3) George Pólya:

George Pólya was born in Hungary and later came to America and taught at Stanford University.  One of the famous quotes attributed to him is;

“If you can’t solve a problem, then there is an easier problem you can’t solve: find it.”

This quote was written by the famous Mathematician John H Conway in the Foreword to a 2004 printing of Polya’s book “How to Solve It”.

My Thoughts:

“How to Solve It” is a gem of a book written in 1945 by Pólya. The above quote attributed to Pólya is a great lesson when we are trying to solve a problem and we get stuck. Pólya offers two different plans of action. One is to find a similar but easier problem to solve. He says;

If you cannot solve the proposed problem do not let this failure afflict you too much but try to find consolation with some easier success, try to solve first some related problem; then you may find courage to attack your original problem again. Do not forget that human superiority consists in going around an obstacle that cannot be overcome directly, in devising some suitable auxiliary problem when the original one appears insoluble.

The second plan of action he offers is called as the Inventor’s Paradox. Loosely put; to prove what you want, try proving more than what you want so that you get the flow of information to work properly. George says that “the more ambitious plan may have more chances of success”. This idea is quite paradoxical. He advises that going to a more general problem is going to create more questions that may be easier to answer than just one question. This approach may lend us a new view at the problem that will help us solve the more general problem along with the original problem.

The two plans lead us to step back from the current problem and look at the problem from a different light. Pólya points to us the importance of “some vision of things beyond those immediately present”.

Final words:

The three lessons above have a common theme – obstacles. We can be certain that this year will come with obstacles; it is up to us to decide how to treat them. I wish all of you a great year, one that will make you a better person.

I will finish off with a great lesson in Zen from the great Zen Master Shunryu Suzuki Roshi. In his book, “Zen Mind, Beginner’s Mind”, Suzuki Roshi talks about the story of four horses. He recalls the story from Samyuktagama Sutra. It is said that there are four kinds of horses: excellent horses, good horses, poor horses and bad horses. The best horse will run as his master wishes before it sees the shadow of the whip. It can run fast and slow, right and left and always at the master’s will. The second best horse runs as well as the best horse and he does that just before the whip reaches its skin. The third best will run when it feels the pain on its body. Finally the fourth one will run after the pain penetrates to the marrow of its bones. You can imagine how difficult it is for the fourth one to learn how to run!

Almost all of us want to be the best horse. If that is not possible we want to be the second best horse, and so on. However, in Zen this is the wrong approach. When you are determined to practice zazen (a form of sitting meditation), it is valuable to be the worst one. In your imperfections you will find the basis for your firm, way-seeking mind. Suzuki Roshi continues that those who can sit perfectly physically usually takes the most amount of time to obtain the true way of Zen. But those who find great difficulties will find more meaning in it and thus obtain the actual feeling of Zen – the marrow of Zen. Thus the “worst one” may be the best student.
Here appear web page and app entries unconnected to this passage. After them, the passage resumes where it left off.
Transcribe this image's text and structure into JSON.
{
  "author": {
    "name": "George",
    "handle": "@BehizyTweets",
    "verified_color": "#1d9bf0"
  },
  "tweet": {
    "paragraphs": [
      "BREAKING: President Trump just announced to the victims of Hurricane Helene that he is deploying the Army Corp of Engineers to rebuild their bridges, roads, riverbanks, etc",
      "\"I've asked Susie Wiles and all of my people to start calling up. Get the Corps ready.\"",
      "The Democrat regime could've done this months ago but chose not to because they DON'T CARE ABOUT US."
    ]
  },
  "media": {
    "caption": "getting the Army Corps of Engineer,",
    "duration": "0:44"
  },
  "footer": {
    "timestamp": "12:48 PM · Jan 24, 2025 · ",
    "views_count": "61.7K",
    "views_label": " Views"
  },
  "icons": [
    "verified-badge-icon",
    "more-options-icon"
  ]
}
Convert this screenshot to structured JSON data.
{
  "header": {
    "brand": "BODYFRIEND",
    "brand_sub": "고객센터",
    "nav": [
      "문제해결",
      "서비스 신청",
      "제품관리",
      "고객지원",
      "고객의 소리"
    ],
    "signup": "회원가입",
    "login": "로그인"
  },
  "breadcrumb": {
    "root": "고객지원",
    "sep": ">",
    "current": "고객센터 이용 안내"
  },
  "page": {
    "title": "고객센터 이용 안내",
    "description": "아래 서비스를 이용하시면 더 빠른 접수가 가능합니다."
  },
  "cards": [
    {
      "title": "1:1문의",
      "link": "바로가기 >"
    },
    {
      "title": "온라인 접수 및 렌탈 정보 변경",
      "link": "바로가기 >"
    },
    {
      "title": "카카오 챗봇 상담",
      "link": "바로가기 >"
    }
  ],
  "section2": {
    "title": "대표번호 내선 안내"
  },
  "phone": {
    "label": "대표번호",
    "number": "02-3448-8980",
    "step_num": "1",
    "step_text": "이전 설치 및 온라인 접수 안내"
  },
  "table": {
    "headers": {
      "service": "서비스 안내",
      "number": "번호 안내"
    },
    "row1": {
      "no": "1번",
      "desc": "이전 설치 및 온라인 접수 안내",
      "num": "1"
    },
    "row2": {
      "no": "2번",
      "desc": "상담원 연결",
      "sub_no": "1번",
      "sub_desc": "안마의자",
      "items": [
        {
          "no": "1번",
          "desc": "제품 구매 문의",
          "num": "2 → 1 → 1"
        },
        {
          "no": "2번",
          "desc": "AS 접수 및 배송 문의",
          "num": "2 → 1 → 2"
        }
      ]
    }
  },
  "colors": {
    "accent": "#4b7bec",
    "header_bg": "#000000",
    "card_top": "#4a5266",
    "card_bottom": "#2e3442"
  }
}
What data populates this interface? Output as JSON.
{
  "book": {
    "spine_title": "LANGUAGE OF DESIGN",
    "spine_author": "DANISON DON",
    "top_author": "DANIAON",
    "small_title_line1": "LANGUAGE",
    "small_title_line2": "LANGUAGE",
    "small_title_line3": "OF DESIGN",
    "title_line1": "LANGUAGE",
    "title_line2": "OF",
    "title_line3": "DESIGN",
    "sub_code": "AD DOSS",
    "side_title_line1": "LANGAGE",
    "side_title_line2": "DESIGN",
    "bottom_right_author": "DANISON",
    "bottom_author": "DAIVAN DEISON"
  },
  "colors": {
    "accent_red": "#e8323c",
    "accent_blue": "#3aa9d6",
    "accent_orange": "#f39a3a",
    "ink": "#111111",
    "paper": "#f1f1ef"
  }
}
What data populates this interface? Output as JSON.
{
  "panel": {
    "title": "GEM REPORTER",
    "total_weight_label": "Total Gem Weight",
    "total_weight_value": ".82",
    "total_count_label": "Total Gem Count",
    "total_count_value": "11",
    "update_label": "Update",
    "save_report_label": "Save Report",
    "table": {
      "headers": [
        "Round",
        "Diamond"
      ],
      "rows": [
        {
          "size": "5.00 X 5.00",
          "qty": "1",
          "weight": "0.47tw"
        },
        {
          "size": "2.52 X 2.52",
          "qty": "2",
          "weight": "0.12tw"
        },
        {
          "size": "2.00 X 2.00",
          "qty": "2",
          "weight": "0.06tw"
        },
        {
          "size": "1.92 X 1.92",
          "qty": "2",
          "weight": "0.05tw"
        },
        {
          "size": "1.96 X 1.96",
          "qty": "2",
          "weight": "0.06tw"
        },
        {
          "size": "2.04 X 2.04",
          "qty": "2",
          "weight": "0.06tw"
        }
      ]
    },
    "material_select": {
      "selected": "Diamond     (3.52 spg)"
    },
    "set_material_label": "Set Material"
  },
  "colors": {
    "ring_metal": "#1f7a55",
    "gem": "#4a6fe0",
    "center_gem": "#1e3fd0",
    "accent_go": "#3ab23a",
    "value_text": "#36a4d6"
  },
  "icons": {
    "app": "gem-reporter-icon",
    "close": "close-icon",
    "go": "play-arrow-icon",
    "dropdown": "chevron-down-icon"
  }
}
Always keep on learning…

In case you missed it, my last post was Clause for Santa – A Look at Bounded Rationality.